##  [64] pkgconfig_2.0.3        XML_3.99-0.6           farver_2.1.0          
##  [67] locfit_1.5-9.4         utf8_1.1.4             softImpute_1.4        
##  [70] AnnotationDbi_1.52.0   howmany_0.3-1          tidyselect_1.1.0      
##  [73] labeling_0.4.2         rlang_0.4.10           reshape2_1.4.4        
##  [76] munsell_0.5.0          tools_4.0.3            RSQLite_2.2.5         
##  [79] generics_0.1.0         ade4_1.7-16            evaluate_0.14         
##  [82] stringr_1.4.0          yaml_2.2.1             ragg_1.1.2            
##  [85] bit64_4.0.5            fs_1.5.0               DDRTree_0.1.5         
##  [88] purrr_0.3.4            RANN_2.6.1             pbapply_1.4-3         
##  [91] nlme_3.1-151           monocle_2.18.0         slam_0.1-48           
##  [94] xml2_1.3.2             debugme_1.1.0          compiler_4.0.3        
##  [97] tibble_3.1.0           RNeXML_2.4.5           stringi_1.5.3         
## [100] highr_0.8              desc_1.3.0             RSpectra_0.16-0       
## [103] lattice_0.20-41        Matrix_1.3-0           HSMMSingleCell_1.10.0 
## [106] vctrs_0.3.6            rhdf5filters_1.2.0     pillar_1.5.1          
## [109] lifecycle_1.0.0        combinat_0.0-8         zinbwave_1.12.0       
## [112] bitops_1.0-6           irlba_2.3.3            R6_2.5.0              
## [115] gridExtra_2.3          codetools_0.2-18       MASS_7.3-53           
## [118] assertthat_0.2.1       rhdf5_2.34.0           pkgmaker_0.32.2       
## [121] rprojroot_2.0.2        withr_2.3.0            qlcMatrix_0.9.7       
## [124] GenomeInfoDbData_1.2.4 locfdr_1.1-8           mgcv_1.8-33           
## [127] hms_1.0.0              grid_4.0.3             tidyr_1.1.3           
## [130] rmarkdown_2.7          Rtsne_0.15
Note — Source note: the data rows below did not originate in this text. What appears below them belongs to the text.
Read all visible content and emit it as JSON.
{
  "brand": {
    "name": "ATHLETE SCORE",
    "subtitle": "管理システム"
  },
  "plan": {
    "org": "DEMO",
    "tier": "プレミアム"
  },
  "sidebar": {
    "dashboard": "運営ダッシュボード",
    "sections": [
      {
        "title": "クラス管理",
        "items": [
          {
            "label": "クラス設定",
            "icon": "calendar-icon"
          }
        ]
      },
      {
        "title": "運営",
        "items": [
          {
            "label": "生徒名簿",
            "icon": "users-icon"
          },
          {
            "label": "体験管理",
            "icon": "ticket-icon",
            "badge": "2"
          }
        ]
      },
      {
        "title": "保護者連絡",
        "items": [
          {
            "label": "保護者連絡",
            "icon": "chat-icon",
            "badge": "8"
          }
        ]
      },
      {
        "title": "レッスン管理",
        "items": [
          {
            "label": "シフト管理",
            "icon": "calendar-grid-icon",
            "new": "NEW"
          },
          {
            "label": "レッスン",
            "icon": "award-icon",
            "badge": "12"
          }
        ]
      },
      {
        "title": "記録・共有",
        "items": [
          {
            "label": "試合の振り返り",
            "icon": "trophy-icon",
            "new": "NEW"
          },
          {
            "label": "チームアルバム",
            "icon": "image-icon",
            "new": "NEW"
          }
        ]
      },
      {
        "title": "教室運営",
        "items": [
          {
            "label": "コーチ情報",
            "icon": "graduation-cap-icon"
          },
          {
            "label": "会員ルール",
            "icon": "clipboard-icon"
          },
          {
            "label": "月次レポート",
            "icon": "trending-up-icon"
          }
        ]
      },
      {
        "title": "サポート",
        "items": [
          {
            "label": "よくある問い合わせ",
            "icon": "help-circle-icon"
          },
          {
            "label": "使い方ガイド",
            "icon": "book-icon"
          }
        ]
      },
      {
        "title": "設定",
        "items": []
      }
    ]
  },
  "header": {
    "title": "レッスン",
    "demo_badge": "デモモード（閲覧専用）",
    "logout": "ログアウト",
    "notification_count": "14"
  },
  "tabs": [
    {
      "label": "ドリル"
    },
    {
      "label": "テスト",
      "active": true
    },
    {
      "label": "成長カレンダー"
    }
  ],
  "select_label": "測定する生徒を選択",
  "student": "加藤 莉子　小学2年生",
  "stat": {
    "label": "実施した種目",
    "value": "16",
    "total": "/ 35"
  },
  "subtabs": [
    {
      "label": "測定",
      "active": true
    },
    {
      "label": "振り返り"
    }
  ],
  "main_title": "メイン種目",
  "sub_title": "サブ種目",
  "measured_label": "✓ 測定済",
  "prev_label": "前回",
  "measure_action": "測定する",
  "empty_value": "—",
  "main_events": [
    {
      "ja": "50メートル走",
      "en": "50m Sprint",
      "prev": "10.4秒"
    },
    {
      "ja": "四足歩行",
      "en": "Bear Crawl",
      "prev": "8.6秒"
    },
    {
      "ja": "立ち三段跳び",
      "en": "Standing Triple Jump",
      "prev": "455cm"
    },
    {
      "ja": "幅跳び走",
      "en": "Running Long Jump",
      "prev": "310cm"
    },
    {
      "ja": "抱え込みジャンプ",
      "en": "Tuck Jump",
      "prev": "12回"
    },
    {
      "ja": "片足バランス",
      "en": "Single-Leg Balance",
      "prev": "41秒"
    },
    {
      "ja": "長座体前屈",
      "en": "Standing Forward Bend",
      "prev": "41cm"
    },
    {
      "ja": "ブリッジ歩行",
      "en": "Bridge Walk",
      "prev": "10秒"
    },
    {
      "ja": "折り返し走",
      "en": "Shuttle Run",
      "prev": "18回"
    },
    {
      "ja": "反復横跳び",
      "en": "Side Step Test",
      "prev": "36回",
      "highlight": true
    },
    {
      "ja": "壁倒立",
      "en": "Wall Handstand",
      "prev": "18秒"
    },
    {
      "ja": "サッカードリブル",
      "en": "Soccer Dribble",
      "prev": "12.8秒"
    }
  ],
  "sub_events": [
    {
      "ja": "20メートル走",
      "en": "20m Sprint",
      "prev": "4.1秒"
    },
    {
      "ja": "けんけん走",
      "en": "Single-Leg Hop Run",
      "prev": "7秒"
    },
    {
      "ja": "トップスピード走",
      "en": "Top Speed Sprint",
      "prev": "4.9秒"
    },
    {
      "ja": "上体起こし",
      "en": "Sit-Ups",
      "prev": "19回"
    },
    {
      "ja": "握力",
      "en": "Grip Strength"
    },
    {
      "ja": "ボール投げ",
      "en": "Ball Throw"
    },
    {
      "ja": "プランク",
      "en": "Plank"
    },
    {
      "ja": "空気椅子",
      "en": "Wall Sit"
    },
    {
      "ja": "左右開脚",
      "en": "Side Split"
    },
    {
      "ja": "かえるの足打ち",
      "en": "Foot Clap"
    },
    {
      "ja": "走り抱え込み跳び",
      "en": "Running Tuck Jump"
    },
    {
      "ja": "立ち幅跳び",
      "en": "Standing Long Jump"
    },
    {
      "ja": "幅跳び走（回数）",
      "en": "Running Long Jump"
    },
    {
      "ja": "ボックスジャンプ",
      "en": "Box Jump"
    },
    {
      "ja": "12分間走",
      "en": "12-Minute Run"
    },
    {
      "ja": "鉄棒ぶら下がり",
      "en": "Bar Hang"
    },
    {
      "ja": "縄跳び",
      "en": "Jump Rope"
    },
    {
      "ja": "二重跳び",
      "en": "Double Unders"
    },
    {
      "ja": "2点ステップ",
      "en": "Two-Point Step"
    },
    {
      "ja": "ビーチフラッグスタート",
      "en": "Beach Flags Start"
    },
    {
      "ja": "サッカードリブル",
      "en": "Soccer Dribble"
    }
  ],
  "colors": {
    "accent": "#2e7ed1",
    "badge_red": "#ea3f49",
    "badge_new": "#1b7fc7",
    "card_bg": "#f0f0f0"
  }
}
Cao, Junyue, Malte Spielmann, Xiaojie Qiu, Xingfan Huang, Daniel M. Ibrahim, Andrew J. Hill, Fan Zhang, et al. 2019. “The Dynamics and Regulators of Cell Fate Decisions Are Revealed by Pseudo-Temporal Ordering of Single Cells.” Nature.

Paul, Franziska, Ya’ara Arkin, Amir Giladi, Diego Adhemar Jaitin, Ephraim Kenigsberg, Hadas Keren-Shaul, Deborah Winter, et al. 2015. “Transcriptional Heterogeneity and Lineage Commitment in Myeloid Progenitors.” Cell 163 (7): 1663–77.

Qiu, Xiaojie, Qi Mao, Ying Tang, Li Wang, Raghav Chawla, Hannah A Pliner, and Cole Trapnell. 2017. “Reversed graph embedding resolves complex single-cell trajectories.” Nature Methods 14 (10): 979–82.

Risso, Davide, Liam Purvis, Russell B. Fletcher, Diya Das, John Ngai, Sandrine Dudoit, and Elizabeth Purdom. 2018. “clusterExperiment and RSEC: A Bioconductor package and framework for clustering of single-cell and other large gene expression datasets.” Edited by Aaron E. Darling. PLOS Computational Biology 14 (9): e1006378.

Street, Kelly, Davide Risso, Russell B. Fletcher, Diya Das, John Ngai, Nir Yosef, Elizabeth Purdom, and Sandrine Dudoit. 2018. “Slingshot: cell lineage and pseudotime inference for single-cell transcriptomics.” BMC Genomics 19 (1): 477.

Van den Berge, Koen, Hector Roux de Bézieux, Kelly Street, Wouter Saelens, Robrecht Cannoodt, Yvan Saeys, Sandrine Dudoit, and Lieven Clement. 2020. “Trajectory-based differential expression analysis for single-cell sequencing data.” Nature Communications 11 (1): 1201.